◆ PROBLEM TO WORK ON: A complete answer includes every line below with the word "NAVIGATE".

◆ SUPPLIED RECORDS:
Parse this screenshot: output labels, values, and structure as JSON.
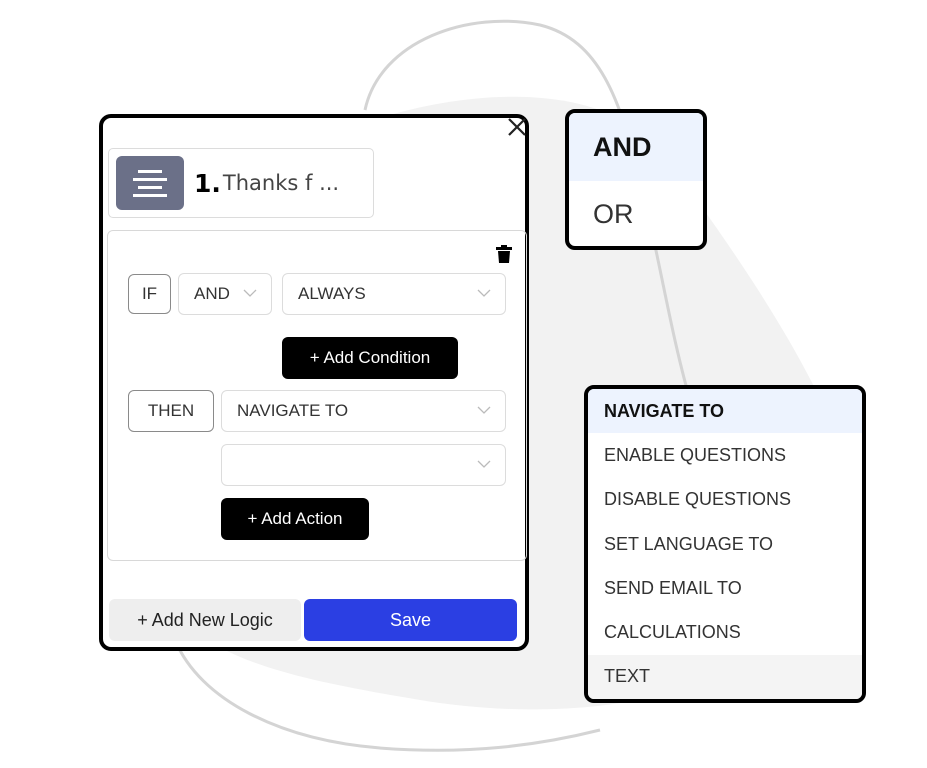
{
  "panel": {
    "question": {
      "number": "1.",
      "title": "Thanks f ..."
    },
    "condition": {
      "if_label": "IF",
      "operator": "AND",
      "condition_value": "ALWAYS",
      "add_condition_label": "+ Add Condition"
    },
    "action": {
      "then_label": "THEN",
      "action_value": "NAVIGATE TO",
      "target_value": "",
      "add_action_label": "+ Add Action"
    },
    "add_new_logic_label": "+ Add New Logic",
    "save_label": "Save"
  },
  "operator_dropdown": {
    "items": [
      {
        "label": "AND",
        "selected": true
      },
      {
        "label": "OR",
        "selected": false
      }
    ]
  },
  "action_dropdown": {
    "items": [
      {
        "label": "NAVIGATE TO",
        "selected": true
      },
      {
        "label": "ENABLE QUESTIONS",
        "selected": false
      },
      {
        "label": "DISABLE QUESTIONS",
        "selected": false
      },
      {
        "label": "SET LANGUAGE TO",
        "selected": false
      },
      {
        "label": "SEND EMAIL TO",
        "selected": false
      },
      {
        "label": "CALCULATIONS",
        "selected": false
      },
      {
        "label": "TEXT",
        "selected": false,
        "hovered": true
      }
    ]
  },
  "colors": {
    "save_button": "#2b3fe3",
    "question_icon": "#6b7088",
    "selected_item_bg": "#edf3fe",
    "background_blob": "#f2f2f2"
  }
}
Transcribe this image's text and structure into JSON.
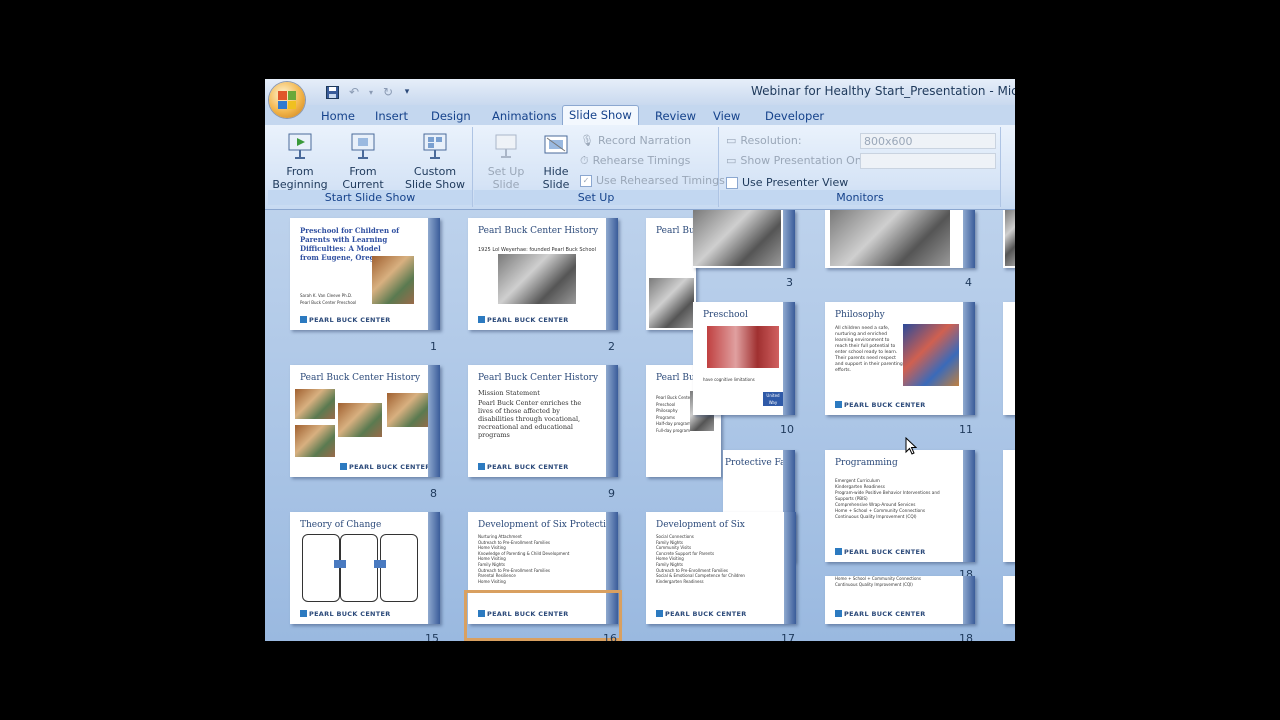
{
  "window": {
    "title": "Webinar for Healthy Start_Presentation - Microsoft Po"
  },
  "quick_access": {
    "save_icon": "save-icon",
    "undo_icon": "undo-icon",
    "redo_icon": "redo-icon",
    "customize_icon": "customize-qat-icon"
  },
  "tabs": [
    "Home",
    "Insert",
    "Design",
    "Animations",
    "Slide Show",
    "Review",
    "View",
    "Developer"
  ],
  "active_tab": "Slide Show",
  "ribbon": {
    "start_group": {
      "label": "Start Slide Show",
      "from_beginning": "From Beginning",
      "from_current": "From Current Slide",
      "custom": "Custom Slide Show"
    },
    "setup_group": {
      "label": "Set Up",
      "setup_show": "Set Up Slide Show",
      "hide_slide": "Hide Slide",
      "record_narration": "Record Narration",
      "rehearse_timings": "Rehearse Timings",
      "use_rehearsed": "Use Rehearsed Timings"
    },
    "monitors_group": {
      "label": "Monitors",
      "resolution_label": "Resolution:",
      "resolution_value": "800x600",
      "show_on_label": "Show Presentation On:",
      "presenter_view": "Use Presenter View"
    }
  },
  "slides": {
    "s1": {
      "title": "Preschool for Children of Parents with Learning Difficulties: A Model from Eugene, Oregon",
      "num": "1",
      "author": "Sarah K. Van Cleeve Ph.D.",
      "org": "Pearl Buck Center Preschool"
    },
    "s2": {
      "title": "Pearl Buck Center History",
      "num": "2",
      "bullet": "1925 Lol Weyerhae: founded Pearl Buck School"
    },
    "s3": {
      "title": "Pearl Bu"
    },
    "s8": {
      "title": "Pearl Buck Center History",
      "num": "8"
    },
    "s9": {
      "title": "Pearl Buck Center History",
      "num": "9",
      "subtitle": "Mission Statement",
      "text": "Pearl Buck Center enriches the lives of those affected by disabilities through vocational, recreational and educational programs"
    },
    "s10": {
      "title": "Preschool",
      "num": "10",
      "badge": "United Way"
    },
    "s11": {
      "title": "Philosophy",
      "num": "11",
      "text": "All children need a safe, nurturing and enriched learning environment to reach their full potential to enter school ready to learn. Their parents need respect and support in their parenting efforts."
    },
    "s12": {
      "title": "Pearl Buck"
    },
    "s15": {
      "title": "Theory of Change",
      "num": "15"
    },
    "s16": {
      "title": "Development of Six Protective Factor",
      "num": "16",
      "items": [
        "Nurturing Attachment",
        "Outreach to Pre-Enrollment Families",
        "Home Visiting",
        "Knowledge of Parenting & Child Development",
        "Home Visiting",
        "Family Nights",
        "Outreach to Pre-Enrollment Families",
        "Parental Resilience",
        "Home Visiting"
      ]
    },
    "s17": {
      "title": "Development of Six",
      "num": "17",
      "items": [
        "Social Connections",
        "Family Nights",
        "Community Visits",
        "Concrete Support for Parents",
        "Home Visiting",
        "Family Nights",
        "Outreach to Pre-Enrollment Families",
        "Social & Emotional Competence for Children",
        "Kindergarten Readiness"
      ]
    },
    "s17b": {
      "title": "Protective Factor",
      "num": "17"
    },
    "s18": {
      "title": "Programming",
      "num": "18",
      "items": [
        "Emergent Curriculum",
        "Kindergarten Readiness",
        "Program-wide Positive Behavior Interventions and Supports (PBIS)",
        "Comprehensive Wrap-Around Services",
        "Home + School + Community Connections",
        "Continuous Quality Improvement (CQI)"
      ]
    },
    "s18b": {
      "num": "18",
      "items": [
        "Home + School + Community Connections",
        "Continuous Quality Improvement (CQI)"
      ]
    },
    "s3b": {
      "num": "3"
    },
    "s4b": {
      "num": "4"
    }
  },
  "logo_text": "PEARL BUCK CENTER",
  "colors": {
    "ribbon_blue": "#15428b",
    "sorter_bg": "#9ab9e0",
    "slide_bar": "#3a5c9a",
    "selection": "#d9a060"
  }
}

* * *

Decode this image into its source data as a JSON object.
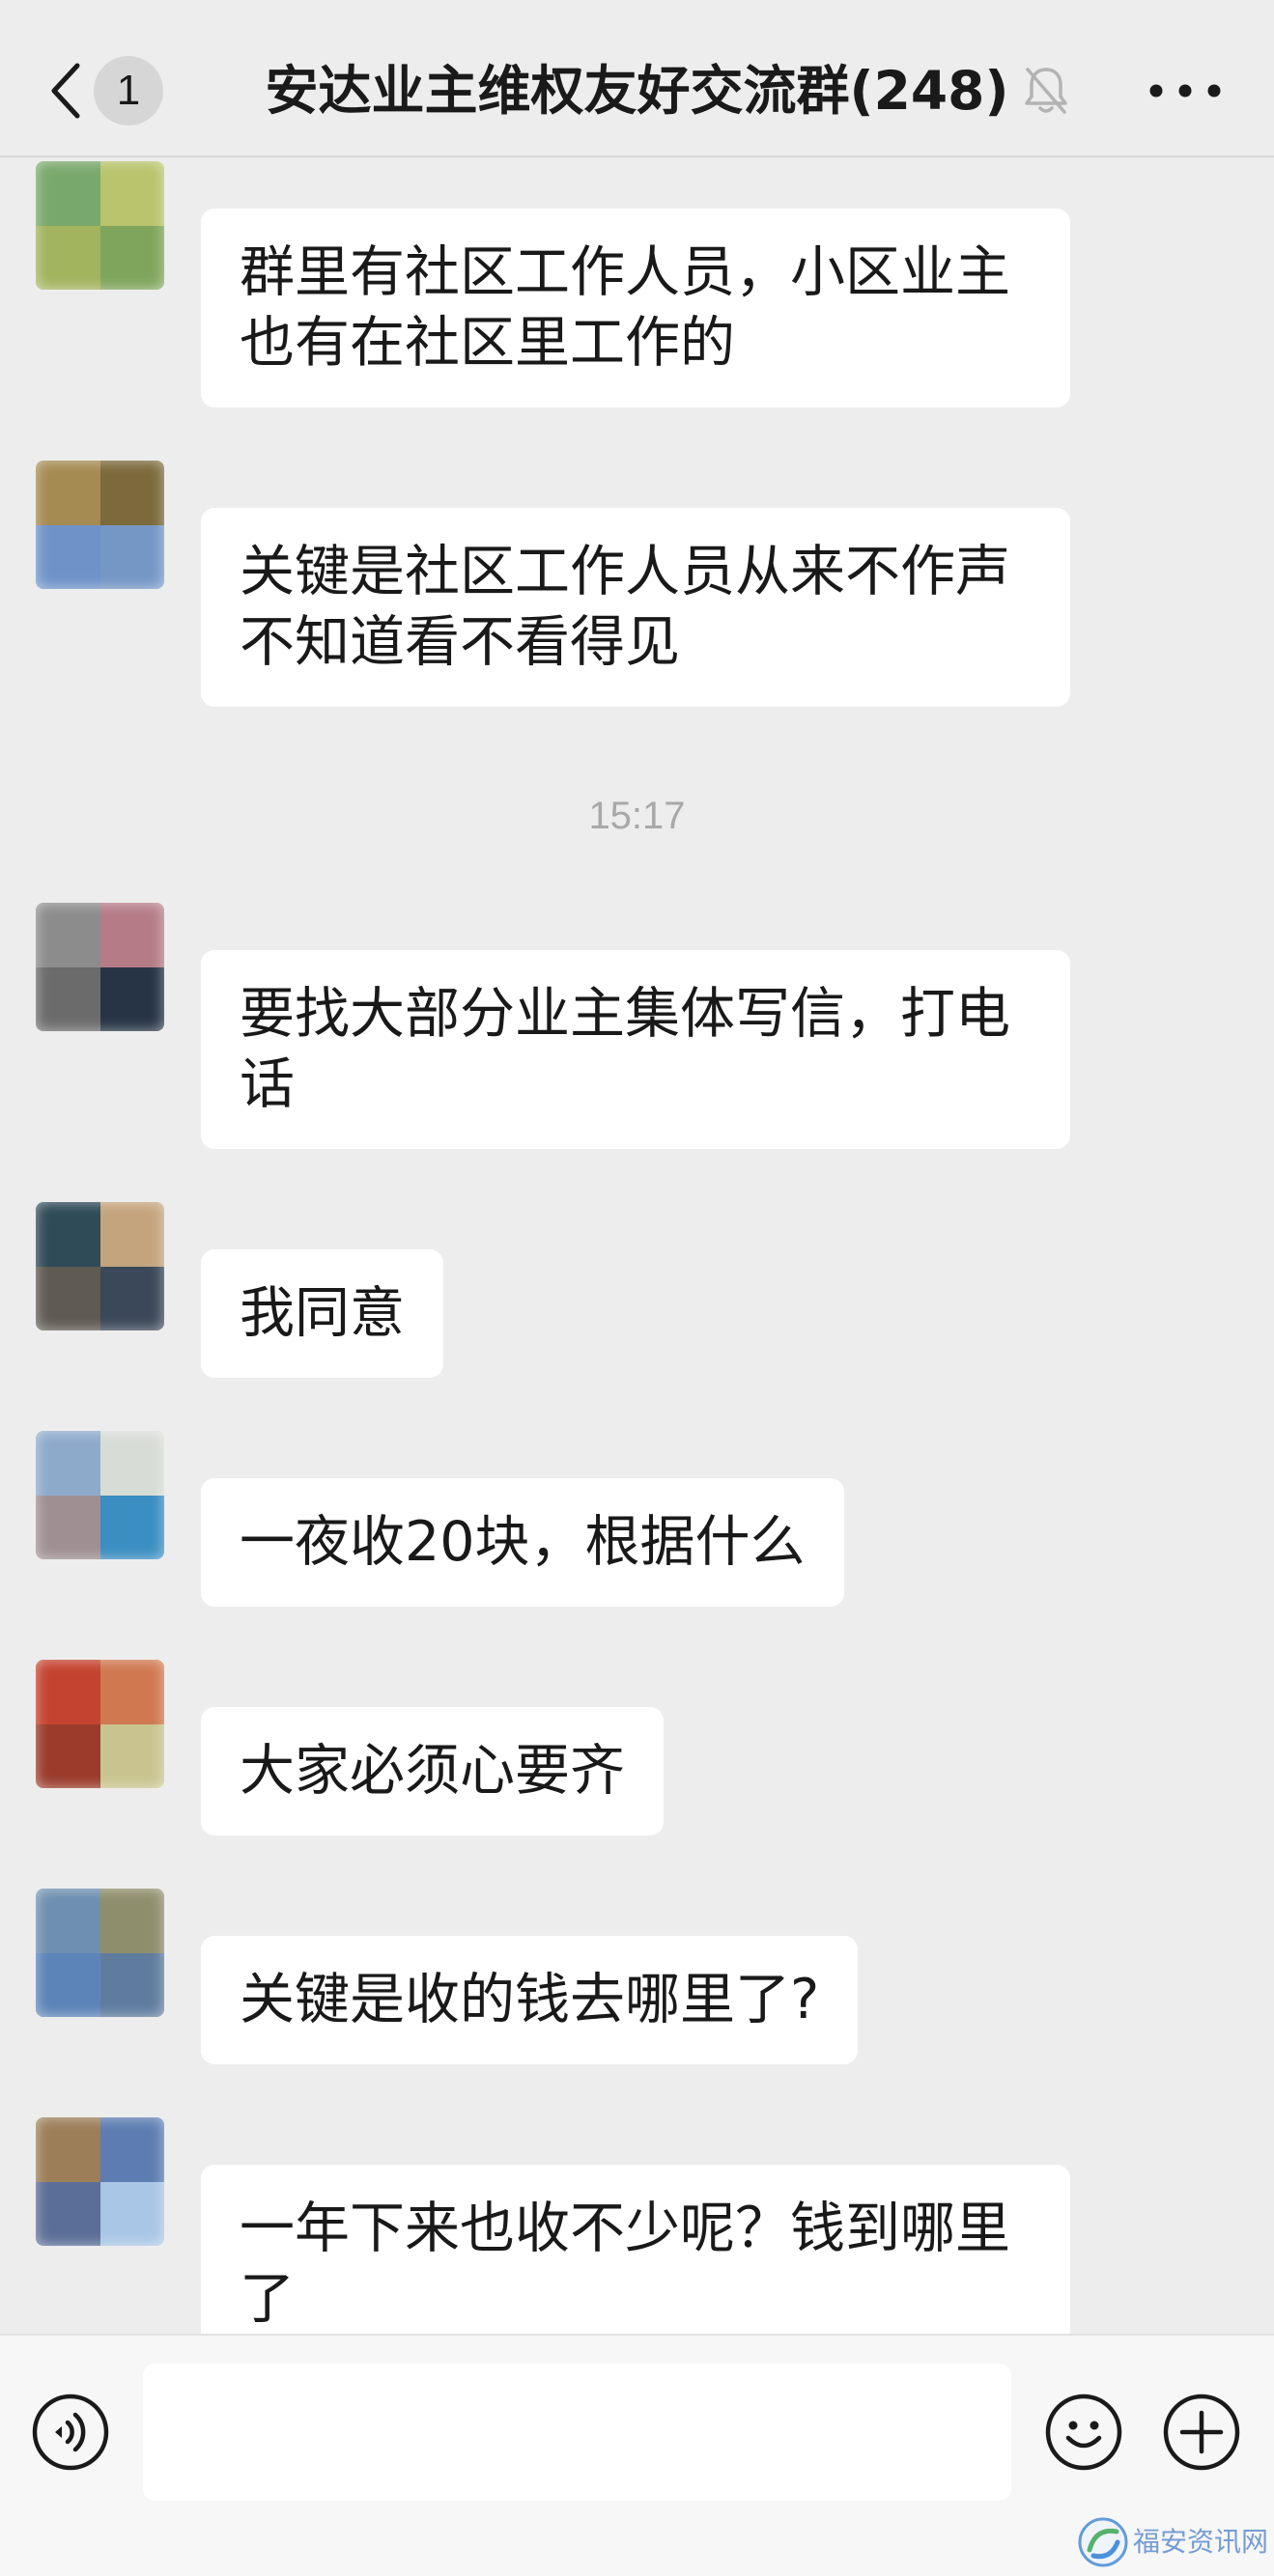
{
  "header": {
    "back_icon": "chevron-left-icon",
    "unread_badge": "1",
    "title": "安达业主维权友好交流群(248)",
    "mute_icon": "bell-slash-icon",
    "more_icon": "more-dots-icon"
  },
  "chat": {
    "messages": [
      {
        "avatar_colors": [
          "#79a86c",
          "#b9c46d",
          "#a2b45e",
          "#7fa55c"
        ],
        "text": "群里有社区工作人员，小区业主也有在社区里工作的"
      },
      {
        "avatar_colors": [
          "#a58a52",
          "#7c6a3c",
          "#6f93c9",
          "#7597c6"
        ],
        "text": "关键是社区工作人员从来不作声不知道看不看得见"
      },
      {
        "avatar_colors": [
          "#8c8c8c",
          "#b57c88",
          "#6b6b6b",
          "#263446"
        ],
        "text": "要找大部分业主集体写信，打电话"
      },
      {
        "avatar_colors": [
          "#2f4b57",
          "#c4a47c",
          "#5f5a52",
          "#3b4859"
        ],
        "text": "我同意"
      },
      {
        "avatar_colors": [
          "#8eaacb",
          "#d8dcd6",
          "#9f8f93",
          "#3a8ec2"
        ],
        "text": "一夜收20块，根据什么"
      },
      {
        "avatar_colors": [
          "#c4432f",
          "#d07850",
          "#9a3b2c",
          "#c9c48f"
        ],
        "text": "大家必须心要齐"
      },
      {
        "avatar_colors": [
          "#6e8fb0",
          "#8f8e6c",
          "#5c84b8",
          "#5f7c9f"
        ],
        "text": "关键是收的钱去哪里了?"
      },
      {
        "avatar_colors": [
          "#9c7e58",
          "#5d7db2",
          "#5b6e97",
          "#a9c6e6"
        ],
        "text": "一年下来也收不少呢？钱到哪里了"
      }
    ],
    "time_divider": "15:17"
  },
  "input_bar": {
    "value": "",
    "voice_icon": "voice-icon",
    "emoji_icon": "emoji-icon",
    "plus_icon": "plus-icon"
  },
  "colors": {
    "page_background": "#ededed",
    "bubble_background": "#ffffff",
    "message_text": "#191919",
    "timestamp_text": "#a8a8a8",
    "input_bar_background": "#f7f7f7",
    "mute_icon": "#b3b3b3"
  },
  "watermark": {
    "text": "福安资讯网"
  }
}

◆ RESPONSE TO THE TASK:
      "action_value": "NAVIGATE TO",
        "label": "NAVIGATE TO",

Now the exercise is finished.